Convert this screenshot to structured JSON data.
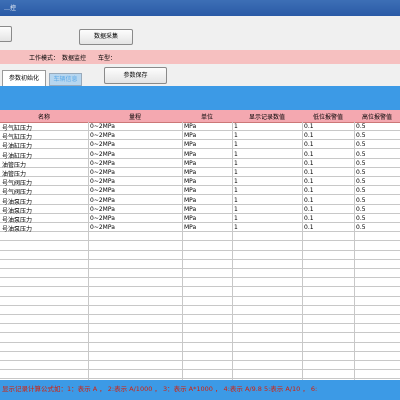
{
  "window": {
    "title": "…控"
  },
  "toolbar": {
    "data_collect_label": "数据采集"
  },
  "status": {
    "work_mode_label": "工作模式：",
    "work_mode_value": "数据监控",
    "model_label": "车型："
  },
  "tabs": [
    {
      "label": "参数初始化",
      "active": true
    },
    {
      "label": "车辆信息",
      "active": false
    }
  ],
  "save_button_label": "参数保存",
  "table": {
    "columns": [
      "名称",
      "量程",
      "单位",
      "显示记录数值",
      "低位报警值",
      "高位报警值"
    ],
    "rows": [
      [
        "号气缸压力",
        "0~2MPa",
        "MPa",
        "1",
        "0.1",
        "0.5"
      ],
      [
        "号气缸压力",
        "0~2MPa",
        "MPa",
        "1",
        "0.1",
        "0.5"
      ],
      [
        "号油缸压力",
        "0~2MPa",
        "MPa",
        "1",
        "0.1",
        "0.5"
      ],
      [
        "号油缸压力",
        "0~2MPa",
        "MPa",
        "1",
        "0.1",
        "0.5"
      ],
      [
        "油管压力",
        "0~2MPa",
        "MPa",
        "1",
        "0.1",
        "0.5"
      ],
      [
        "油管压力",
        "0~2MPa",
        "MPa",
        "1",
        "0.1",
        "0.5"
      ],
      [
        "号气阀压力",
        "0~2MPa",
        "MPa",
        "1",
        "0.1",
        "0.5"
      ],
      [
        "号气阀压力",
        "0~2MPa",
        "MPa",
        "1",
        "0.1",
        "0.5"
      ],
      [
        "号油泵压力",
        "0~2MPa",
        "MPa",
        "1",
        "0.1",
        "0.5"
      ],
      [
        "号油泵压力",
        "0~2MPa",
        "MPa",
        "1",
        "0.1",
        "0.5"
      ],
      [
        "号油泵压力",
        "0~2MPa",
        "MPa",
        "1",
        "0.1",
        "0.5"
      ],
      [
        "号油泵压力",
        "0~2MPa",
        "MPa",
        "1",
        "0.1",
        "0.5"
      ]
    ]
  },
  "footer_text": "显示记录计算公式如：1：表示 A ， 2:表示 A/1000 ， 3：表示 A*1000 ， 4:表示 A/9.8 5:表示 A/10 ， 6:"
}
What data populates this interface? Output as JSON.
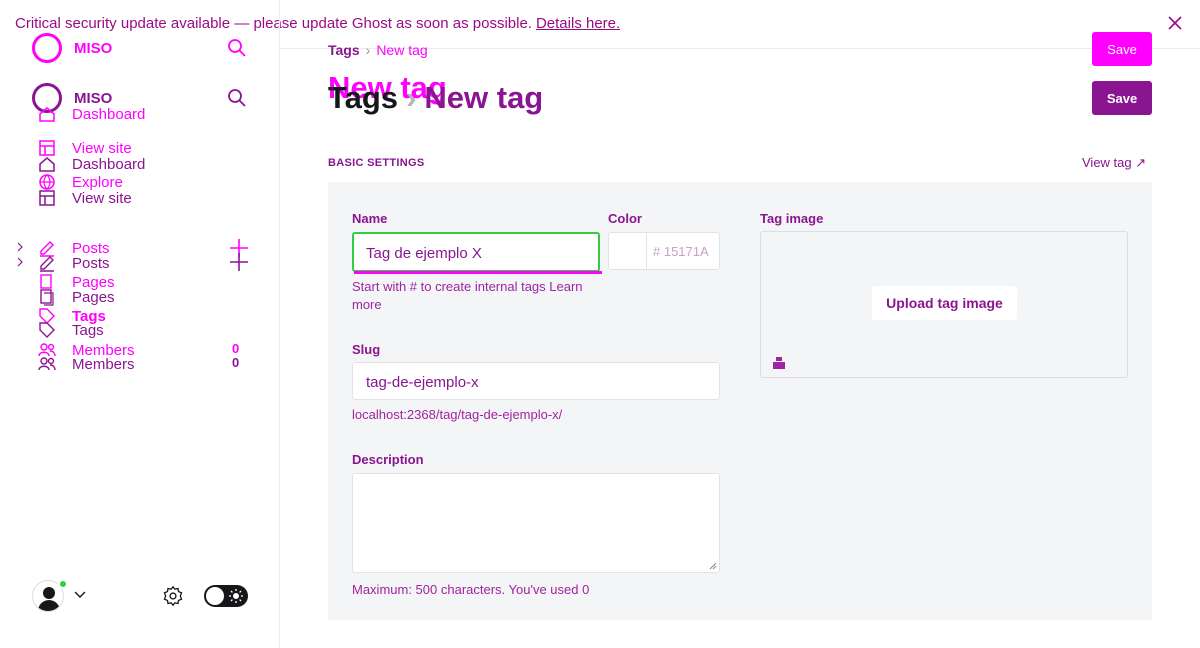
{
  "banner": {
    "message": "Critical security update available — please update Ghost as soon as possible.",
    "link": "Details here."
  },
  "sidebar": {
    "brand": "MISO",
    "brand_dup": "MISO",
    "nav": {
      "dashboard_ghost": "Dashboard",
      "view_site_ghost": "View site",
      "dashboard": "Dashboard",
      "explore": "Explore",
      "view_site": "View site",
      "posts_ghost": "Posts",
      "posts": "Posts",
      "pages_ghost": "Pages",
      "pages": "Pages",
      "tags_ghost": "Tags",
      "tags": "Tags",
      "members_ghost": "Members",
      "members": "Members",
      "members_count_ghost": "0",
      "members_count": "0"
    }
  },
  "header": {
    "breadcrumb_parent": "Tags",
    "breadcrumb_current": "New tag",
    "title_ghost": "New tag",
    "title_parent": "Tags",
    "title_current": "New tag",
    "save_ghost": "Save",
    "save": "Save"
  },
  "form": {
    "section_title": "BASIC SETTINGS",
    "view_tag": "View tag",
    "name_label": "Name",
    "name_value": "Tag de ejemplo X",
    "name_hint": "Start with # to create internal tags Learn more",
    "color_label": "Color",
    "color_hex": "# 15171A",
    "image_label": "Tag image",
    "upload_label": "Upload tag image",
    "slug_label": "Slug",
    "slug_value": "tag-de-ejemplo-x",
    "slug_url": "localhost:2368/tag/tag-de-ejemplo-x/",
    "description_label": "Description",
    "description_hint": "Maximum: 500 characters. You've used 0"
  },
  "colors": {
    "accent": "#ff00ff",
    "brand": "#8a1590",
    "success": "#30cf43"
  }
}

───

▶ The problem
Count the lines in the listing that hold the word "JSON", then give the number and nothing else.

▶ The answer
2